  • git pull and...
  • eotk config <filename>.conf again, and then...
  • eotk bounce -a

Lots Of Broken Images, Missing Images, Missing CSS

This is probably an SSL/HTTPS thing.

Because of the nature of SSL self-signed certificates, you have to manually accept the certificate of each and every site for which a certificate has been created. See the second of the YouTube videos for some mention of this.

In short: this is normal and expected behaviour. You can temporarily fix this by:

  • right-clicking on the image for Open In New Tab, and accepting the certificate
  • or using Inspect Element > Network to find broken resources, and doing the same
  • or - if you know the list of domains in advance - visiting the /hello-onion/ URL for each of them, in advance, to accept certificates.

If you get an official SSL certificate for your onion site then the problem will vanish. Until then, I am afraid that you will be stuck playing certificate "whack-a-mole".

NGINX: Bad Gateway

Generally this means that NGINX cannot connect to the remote website, which usually happens because:

  • the site name in the config file, is wrong
  • the nginx daemon tries to do a DNS resolution, which fails

Check the NGINX logfiles in the directory cited above, for confirmation.

If DNS resolution is failing, PROBABLY the cause is probably lack of access to Google DNS /; therefore in your config file you should add a line like this - to use localhost as an example:

set nginx_resolver

...and then do:

eotk stop -a
eotk config filename.conf
eotk start -a

If you need a local DNS resolver, I recommend dnsmasq.

I Can't Connect, It's Just Hanging!

If your onion project has just started, it can take up to a few minutes to connect for the first time; also sometimes TorBrowser caches stale descriptors for older onions. Try restarting TorBrowser (or use the New Identity menu item) and have a cup of tea. If it persists, check the logfiles.

OnionBalance Runs For A Few Days, And Then Just Stops Responding!

Is the clock/time of day correct on all your machines? Are you running NTP? We are not sure but having an incorrect clock may be a contributory factor to this issue.

OnionBalance And Load-Balancing

NEW FOR 2019: OnionBalance as-of June 2019 is an flaky piece of software which is hard to run on modern Linux because an stale python crypto library; more than 90% of Onion sites will not practically need it - or, not initially, anyway - so I am deprecating OnionBalance in EOTK until it is majorly overhauled and also supports v3 onion addressing.

So, I recommend people to avoid OnionBalance and use hardmap (local) for the moment, until Tor fix it. Consider OB if and only if your system is under sustained high bandwidth and strongly demonstrates extended choking on throughput.

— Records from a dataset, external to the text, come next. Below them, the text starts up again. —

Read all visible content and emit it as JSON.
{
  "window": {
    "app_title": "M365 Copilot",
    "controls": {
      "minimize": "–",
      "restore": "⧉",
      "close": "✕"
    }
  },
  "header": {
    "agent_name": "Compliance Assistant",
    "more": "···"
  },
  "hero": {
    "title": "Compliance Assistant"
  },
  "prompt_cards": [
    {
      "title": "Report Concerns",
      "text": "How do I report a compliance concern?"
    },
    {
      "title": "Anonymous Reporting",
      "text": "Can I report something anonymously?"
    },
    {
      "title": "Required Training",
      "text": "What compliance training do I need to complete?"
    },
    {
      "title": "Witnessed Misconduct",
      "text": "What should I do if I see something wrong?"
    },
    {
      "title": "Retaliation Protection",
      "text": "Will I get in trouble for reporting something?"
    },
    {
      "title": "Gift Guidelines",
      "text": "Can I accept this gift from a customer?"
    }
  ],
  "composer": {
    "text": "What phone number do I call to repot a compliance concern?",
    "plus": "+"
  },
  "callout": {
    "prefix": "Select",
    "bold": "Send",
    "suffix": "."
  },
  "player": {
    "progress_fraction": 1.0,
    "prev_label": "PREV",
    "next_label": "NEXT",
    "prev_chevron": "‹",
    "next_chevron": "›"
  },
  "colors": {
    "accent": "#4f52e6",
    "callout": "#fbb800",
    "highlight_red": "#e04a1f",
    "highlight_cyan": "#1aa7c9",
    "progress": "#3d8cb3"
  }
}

Video Demonstrations

These videos are instructive, but dated.

Commands have changed - but not very much - but please check the documentation rather than trust the videos; consider the videos to be advisory rather than correct.

Basic Introduction to EOTK Rough Edges: SSL Certificates & Strange Behaviour Using OnionBalance